“The official death toll was around 90,000, but if you talk to anyone around here, they’ll put the numbers to at least double that,” Porter says. The earthquake was one of the most devastating in human history, in terms of socioeconomic losses.
“Part of our house was destroyed,” Zhang says. Most of his residence is visibly new, and despite the devastation in the area, Zhang does relatively well for himself. His family lives completely off the land and for income, his home doubles as a bed and breakfast for city visitors and an occasional restaurant. We meet a group of Chengdu locals who, like us, have made the trek up to Zhang’s residence to relax. But unlike us, they intend to spend the entire day playing mahjong.
They’re holding clusters of plants in their hands that they have acquired on their morning walk: a Chinese wormwood called qinghao, jiaogulan (commonly referred to as southern ginseng), plantago asiatica (used for liver disease), and fish mint, known in Sichuan as zhe’ergen.
“Zhe’ergen is good for the lungs and the throat,” one of them says. “Alleviates congestion.”
Zhang takes us on a foraging hike and for two hours, we’re in the deep of the forest on a steep impromptu trail carved out by Zhang and his machete.

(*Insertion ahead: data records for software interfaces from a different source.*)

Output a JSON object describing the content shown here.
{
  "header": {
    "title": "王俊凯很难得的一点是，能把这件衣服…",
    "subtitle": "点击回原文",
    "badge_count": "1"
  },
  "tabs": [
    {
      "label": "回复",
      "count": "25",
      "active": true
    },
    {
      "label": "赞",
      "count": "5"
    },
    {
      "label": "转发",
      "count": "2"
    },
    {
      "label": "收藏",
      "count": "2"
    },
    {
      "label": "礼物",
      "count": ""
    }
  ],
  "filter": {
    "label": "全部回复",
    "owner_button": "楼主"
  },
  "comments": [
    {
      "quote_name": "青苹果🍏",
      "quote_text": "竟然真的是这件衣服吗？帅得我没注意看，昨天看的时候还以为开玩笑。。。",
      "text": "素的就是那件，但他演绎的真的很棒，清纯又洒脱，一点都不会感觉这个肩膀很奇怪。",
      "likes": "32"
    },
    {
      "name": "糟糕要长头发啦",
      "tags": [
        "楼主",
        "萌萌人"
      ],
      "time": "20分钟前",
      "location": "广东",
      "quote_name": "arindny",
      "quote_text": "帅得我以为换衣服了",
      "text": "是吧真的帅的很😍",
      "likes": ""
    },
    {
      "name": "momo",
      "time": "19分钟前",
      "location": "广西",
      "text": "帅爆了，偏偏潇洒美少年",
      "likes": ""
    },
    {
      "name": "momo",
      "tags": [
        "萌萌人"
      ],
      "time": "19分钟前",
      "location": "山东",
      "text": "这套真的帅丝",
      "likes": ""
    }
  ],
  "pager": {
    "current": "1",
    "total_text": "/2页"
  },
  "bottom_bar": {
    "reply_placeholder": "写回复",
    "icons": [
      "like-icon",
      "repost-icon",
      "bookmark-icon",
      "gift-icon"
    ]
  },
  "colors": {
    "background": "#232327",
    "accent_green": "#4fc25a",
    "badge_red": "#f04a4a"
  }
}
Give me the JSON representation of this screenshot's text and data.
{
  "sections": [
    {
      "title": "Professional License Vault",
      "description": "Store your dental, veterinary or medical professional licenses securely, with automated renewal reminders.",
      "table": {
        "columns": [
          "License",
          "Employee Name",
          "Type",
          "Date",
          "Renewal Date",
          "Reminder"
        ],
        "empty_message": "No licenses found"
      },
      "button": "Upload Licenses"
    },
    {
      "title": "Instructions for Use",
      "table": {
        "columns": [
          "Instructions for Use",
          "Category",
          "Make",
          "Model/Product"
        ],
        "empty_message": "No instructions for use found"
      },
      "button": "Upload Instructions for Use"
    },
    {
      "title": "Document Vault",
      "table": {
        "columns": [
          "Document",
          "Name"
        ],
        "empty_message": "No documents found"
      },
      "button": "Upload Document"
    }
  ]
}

The route is incredibly muddy and at times, laced with thorns. It’s a trek full of surprises and we encounter mud pools made by wild pigs and the remnants of a temple that was pillaged for its precious stones after the earthquake. There’s not much left at the site, except a couple of eerie statues. A rotting plaque at the site indicates that the name of the temple is Xian Tai Shan and that it was built in 1914—nearly a century ago.
All around the ruins, fish mint is in abundance and flowering. Zhang instructs us not to pull off the roots; the season for that is in the spring, not summer. Prematurely harvesting the roots of the fish mint will ruin next year’s harvest.
As food, the roots are usually chopped into bite-size pieces and tossed with cilantro and peppers. They’re woody and bitter with a musky ginger undertone. The leaves are served as a salad with chili oil and soy sauce.
We also find an abundance of qinghao—a bitter wormwood that’s fantastic for digestion. It is also known within Chinese medicine circles to be a cure for malaria. There’s also wild celery, bamboo shoots, ejiaoban (a plant that directly translates to “goosefoot” in English), and qingya, which just means “young vegetable” but is actually the young leaves of a tree. Qingya has a distinct savory aroma.
It’s difficult to pinpoint the scientific names for some of the greens we encounter. Most of the names are colloquialisms. Like most country dwellers, Zhang’s knowledge of the plants is based off of local folklore.
That, however, does not diminishes his expertise. Amid a sea of green, we watch him quickly and wordlessly identify and pluck out what he needs. It’s mesmerizing to watch and I find myself envying his ability to find food in this verdant abundance. At times, we give it a try but accidently pick out inedible weeds.
For dinner, Zhang kills a rooster for us and marinates it in a brine of chili oil, salt, chicken essence, and douban—a paste made with fermented broad beans and chili peppers. The cock is grilled over a fire and we eat the meat with our hands, supplemented by platters of greens.
Qingya is sautéed with egg in an omelet. Qinghao is mixed in with garlic. Bamboo is coated in oil and chili peppers. Ejiaoban is paired with a vinegar sauce. Fish mint is the only raw vegetable in the repertoire. It sits in a pool of red chili sauce with hints of soy sauce and vinegar.
I take a bite of it and wince. It has a crunchy, velvety texture and tastes like a pungent type of cilantro. I hate cilantro.
“Like I said, you either hate it or love it,” Porter says, finishing up the rest of the plate.